Announcements were blaring, patience was running thin, and travelers were swarming around as I stood at the ticket counter at John F. Kennedy International Airport with tears streaming down my face. In all my years of traveling, being subjected to delays, cancellations, rude travelers, and various other injustices and indignities, I had finally reached a breaking point. A red-faced, blubbering, total and utter meltdown. On one hand I was profoundly embarrassed—I mean what real road warrior actually cries? On the other hand, it felt good to finally let go. I was failing to balance work and life, and I had nobody to blame but myself.
It was just supposed to be a day trip. An investor who had been interested in us for a long time was finally available for a lunch meeting. Our seed round was about to close. Securing a commitment could have been the perfect way to end the week.

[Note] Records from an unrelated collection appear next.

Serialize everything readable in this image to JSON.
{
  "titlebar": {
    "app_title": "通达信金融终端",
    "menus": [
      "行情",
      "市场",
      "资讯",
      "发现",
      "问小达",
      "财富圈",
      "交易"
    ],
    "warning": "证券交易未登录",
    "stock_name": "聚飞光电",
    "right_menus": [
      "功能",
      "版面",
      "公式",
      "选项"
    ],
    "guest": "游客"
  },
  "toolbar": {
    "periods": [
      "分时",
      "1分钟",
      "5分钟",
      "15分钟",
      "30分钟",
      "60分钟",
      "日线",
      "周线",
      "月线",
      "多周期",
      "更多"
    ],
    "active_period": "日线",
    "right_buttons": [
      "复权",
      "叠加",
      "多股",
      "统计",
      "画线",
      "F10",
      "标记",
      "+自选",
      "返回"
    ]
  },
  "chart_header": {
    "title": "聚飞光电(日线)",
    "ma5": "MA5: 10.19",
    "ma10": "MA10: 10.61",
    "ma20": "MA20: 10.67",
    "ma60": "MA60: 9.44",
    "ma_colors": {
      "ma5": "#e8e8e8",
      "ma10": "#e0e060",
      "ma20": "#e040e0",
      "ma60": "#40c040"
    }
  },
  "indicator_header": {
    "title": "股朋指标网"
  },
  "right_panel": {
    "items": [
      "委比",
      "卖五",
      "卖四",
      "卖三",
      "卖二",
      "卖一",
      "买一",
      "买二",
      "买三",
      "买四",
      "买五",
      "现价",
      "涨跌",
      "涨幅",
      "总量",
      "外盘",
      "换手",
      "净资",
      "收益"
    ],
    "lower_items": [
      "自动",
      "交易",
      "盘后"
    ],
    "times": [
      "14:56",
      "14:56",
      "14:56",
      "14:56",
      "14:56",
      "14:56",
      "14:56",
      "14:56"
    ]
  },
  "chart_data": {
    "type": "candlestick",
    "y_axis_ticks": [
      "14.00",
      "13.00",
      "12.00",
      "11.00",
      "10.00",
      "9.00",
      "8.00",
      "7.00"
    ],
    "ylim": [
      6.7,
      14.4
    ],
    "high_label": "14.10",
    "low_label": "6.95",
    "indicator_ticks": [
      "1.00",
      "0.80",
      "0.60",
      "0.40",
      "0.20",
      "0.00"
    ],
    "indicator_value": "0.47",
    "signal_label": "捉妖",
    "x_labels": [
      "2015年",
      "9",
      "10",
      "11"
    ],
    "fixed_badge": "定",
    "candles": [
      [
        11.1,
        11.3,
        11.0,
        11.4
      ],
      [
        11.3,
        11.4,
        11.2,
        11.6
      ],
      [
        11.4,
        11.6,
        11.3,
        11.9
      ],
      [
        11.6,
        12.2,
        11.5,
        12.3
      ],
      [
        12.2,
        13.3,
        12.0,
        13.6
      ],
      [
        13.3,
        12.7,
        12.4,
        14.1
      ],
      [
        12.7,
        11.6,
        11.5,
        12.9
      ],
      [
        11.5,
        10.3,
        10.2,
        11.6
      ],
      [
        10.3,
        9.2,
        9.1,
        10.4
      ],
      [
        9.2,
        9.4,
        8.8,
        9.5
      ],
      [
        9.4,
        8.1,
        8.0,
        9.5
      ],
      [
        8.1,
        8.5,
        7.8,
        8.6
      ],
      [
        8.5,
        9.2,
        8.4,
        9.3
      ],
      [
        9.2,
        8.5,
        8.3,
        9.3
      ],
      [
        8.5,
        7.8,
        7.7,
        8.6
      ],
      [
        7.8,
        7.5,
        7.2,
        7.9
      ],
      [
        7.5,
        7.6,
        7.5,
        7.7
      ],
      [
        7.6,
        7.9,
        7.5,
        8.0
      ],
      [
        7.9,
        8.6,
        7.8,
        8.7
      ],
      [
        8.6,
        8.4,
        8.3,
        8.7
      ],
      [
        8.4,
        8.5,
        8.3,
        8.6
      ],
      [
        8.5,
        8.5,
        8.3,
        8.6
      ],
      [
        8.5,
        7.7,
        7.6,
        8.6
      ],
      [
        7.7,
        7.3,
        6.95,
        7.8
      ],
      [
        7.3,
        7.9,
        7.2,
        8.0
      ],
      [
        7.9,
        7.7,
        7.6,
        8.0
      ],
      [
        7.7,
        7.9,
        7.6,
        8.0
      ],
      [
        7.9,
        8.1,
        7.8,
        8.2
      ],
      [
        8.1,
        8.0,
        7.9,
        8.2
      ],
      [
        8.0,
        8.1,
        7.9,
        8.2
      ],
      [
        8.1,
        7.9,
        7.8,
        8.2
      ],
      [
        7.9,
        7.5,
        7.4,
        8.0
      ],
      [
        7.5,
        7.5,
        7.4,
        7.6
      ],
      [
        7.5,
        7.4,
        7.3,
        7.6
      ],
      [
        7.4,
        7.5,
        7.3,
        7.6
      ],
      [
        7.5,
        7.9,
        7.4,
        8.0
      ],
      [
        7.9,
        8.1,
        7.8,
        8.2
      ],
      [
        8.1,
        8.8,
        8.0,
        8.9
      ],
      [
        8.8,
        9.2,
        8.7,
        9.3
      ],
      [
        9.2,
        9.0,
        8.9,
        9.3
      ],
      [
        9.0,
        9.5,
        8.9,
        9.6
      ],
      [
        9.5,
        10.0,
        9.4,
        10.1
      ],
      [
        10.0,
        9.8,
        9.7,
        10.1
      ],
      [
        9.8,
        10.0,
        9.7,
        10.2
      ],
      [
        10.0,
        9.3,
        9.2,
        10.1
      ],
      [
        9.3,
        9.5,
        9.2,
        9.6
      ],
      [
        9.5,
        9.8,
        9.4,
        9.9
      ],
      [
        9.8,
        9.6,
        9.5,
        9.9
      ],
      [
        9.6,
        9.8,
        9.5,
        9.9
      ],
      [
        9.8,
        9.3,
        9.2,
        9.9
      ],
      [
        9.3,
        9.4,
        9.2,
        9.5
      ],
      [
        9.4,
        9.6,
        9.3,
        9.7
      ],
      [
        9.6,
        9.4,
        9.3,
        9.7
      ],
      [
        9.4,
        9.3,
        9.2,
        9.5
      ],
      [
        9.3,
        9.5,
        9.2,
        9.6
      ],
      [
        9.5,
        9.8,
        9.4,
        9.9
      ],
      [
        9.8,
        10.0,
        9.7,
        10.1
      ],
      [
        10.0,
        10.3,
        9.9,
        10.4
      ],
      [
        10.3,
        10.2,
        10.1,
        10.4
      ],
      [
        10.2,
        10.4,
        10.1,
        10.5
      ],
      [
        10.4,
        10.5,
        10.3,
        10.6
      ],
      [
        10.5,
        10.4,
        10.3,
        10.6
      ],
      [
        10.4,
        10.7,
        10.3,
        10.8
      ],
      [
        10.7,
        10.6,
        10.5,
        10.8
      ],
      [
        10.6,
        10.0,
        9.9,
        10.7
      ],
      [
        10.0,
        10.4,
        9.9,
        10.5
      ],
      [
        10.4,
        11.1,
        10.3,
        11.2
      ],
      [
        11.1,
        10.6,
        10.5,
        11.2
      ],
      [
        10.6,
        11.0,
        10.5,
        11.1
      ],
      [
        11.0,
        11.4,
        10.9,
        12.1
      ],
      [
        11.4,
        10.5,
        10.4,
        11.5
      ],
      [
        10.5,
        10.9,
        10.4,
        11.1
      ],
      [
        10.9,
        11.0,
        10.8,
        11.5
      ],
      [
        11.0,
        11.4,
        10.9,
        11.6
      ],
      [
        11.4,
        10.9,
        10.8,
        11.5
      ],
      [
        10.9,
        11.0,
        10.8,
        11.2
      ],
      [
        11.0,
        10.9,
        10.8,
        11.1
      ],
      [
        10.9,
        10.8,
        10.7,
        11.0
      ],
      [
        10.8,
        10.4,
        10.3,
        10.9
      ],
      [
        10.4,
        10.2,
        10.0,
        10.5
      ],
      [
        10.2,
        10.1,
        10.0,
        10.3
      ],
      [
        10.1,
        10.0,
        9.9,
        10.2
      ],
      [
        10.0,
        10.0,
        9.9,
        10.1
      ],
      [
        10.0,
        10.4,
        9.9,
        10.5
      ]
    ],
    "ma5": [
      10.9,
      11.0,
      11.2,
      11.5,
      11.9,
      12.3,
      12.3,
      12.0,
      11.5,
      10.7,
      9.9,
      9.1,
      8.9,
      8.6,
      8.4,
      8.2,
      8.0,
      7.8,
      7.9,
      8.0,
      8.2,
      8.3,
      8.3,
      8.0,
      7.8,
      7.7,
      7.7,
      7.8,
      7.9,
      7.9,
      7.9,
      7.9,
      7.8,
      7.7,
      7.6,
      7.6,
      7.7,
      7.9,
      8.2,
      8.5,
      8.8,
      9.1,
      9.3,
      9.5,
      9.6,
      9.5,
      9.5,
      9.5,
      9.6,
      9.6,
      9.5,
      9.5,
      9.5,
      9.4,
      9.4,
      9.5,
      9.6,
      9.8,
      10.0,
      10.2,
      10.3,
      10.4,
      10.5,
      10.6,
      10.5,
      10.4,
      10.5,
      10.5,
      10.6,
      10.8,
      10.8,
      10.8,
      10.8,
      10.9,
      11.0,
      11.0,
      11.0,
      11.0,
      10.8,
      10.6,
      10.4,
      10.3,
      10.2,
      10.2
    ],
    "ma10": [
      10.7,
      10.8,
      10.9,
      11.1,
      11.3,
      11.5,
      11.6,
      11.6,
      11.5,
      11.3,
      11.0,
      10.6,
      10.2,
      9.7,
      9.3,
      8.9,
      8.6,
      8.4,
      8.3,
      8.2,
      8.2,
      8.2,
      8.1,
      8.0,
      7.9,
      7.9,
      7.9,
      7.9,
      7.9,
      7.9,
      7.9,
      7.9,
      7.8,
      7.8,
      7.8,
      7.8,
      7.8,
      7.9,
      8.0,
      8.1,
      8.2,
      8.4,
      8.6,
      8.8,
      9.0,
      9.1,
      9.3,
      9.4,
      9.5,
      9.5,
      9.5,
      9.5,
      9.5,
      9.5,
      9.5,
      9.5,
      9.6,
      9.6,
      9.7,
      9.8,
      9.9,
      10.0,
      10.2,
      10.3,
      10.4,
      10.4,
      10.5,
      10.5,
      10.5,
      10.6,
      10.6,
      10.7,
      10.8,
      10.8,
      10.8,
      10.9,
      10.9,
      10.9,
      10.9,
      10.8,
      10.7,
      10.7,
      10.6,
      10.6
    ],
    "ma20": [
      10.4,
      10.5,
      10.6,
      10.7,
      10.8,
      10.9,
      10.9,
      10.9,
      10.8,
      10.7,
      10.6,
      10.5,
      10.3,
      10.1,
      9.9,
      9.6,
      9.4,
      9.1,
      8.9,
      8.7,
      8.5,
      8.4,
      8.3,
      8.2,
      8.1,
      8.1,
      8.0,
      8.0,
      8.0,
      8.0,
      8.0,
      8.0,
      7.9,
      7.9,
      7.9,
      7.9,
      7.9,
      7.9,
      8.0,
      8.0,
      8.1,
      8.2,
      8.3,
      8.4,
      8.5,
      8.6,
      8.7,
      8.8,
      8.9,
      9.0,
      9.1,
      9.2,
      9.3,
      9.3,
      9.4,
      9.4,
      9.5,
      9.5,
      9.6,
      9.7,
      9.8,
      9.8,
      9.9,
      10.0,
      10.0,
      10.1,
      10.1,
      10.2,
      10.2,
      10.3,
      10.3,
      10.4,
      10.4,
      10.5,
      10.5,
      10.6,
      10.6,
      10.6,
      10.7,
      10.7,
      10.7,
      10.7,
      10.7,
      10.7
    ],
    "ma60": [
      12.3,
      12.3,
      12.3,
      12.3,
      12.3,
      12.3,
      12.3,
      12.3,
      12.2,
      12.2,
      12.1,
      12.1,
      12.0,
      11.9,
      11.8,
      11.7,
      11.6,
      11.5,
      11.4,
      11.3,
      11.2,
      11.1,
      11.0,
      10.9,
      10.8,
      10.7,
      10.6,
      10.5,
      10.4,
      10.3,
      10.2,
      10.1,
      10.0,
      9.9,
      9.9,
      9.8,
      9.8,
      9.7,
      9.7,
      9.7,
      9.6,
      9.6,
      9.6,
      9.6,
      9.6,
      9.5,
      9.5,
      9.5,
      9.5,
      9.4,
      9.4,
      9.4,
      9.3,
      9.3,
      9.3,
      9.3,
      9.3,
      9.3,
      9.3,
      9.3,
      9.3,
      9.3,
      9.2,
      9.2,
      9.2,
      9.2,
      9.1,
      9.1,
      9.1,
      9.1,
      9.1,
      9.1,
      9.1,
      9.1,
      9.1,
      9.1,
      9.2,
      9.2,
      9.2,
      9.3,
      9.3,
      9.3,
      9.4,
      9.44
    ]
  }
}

Weighing the Decision
The weather was cold, but clear and sunny all up and down the East Coast. It’s a short hop from Pittsburgh to New York City. In fact, the travel time on the ground is longer than in the air. Money was tight, so the “go” decision was made carefully from a business perspective.
Personally, I had hesitated to make the “go” decision. One of my sons had a music performance that evening which was the culmination of a long year of practice and jockeying for position in the orchestra. Not only had I promised I would be there, but I truly wanted to watch the performance. I was looking forward to discussing the highs and lows of the concert with my son, knowing which parts made the musicians most nervous, and which they had nailed.
Four or so years later, I don’t even remember if that deal closed. But I vividly remember the cancelled flight and how I took the hotel voucher and my ticket for the first flight out in the morning, and turned around. I felt empty and completely lost. What was I doing in New York City instead of being at home watching my son and his classmates?
Of course I couldn’t have anticipated a mechanical failure or whatever the cause was for the cancelled flight. It may not even have been a big deal to my son that I wasn’t home. But I was despondent.
It wasn’t the last time I had tough choices to make when trying to balance being a single mom with being an entrepreneur. It was terrifying to not know how I was going to make payroll. But it was even more deeply unsettling to not be present in my kids’ lives when I wanted to be there.
Children grow up and time flies by faster than you can imagine. Work is always going to be there. Make your own work-life choices carefully.